Mr Larkin is currently arguing, however, that he needs greater powers to access confidential hospital records.

As previously reported by The Detail, the Attorney General wrote to the Assembly’s Justice Committee in March 2014 alerting members to a weakness in legislation that meant his office had no power to secure access to health trusts’ confidential documents.

The Attorney General can direct the coroner to hold an inquest into deaths where he “considers it advisable to do so”, but he stated that he lacked the necessary powers to “obtain papers or information that may be relevant to the exercise of that power”.

As a result he asked the committee to arm him with new powers to compel health trusts to disclose documents on controversial hospital deaths.

The Attorney General is currently seeking this power through an amendment to the Justice Bill which would give his office access to confidential health documents, such as Serious Adverse Incident reports.

Last year Health and Social Care Board officials told the Justice Committee that it was unable to support the Attorney General’s proposal as the power was “neither necessary nor desirable”.

In relation to the specific issue of the Attorney General obtaining access to Serious Adverse Incident Reports (SAls), the board stressed that the purpose of SAl investigations was to learn from mistakes.

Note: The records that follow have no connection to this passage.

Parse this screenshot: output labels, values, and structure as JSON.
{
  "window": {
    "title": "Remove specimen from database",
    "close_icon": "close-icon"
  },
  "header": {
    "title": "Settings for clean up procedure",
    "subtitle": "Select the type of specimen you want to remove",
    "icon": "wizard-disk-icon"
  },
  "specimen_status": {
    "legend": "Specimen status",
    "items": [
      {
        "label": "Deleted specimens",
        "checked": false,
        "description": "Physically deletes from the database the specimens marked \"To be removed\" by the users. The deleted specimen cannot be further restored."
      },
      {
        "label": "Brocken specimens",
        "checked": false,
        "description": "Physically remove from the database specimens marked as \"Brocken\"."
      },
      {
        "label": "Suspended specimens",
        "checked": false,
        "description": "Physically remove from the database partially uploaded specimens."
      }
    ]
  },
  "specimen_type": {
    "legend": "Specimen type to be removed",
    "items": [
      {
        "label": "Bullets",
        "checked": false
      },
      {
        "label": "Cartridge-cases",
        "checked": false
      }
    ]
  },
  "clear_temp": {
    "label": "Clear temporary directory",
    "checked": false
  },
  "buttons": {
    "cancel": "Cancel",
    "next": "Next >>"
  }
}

However giving evidence during the latest Justice Committee meeting on Wednesday (4th February), Mr Larkin highlighted the fact that at the moment the typical type of hospital death brought to the attention of his office was of patients who had a wide family circle or friends raising concerns on their behalf.

The Attorney General raised the issue of people who “die alone, are friendless and without blood relatives.”

He said: “Right now the person who lives alone, dies alone in circumstances that if they were known would objectively attract our concern, there is no safeguard with respect to such a person now.

“At least the amendment would provide some measure of additional protection over and above what exists at present.”

Mr Larkin added: “This is really about a second set of eyes. And obviously with the best will in the world and health care systems working as best as they possibly can, errors are made and cases, including significant cases, slip between cracks.

“This is a provision which is designed to ensure, as far as possible, that there is a protection against that.”

John Larkin’s latest evidence came after the former Chief Medical Officer of England, Professor Sir Liam Donaldson published a review into Northern Ireland’s health service.

Among the findings was a conclusion that there was “substantial room for improvement” to the system of how hospital deaths are reported to the coroner here.

In his response to the report the Health Minister said his department was in the process of introducing a regional morbidity and mortality review system that would act as a safeguard for reporting appropriate deaths to the coroner.

The Detail has previously investigated how controversial hospitals deaths are being reported to the coroner. Please click here for further reports.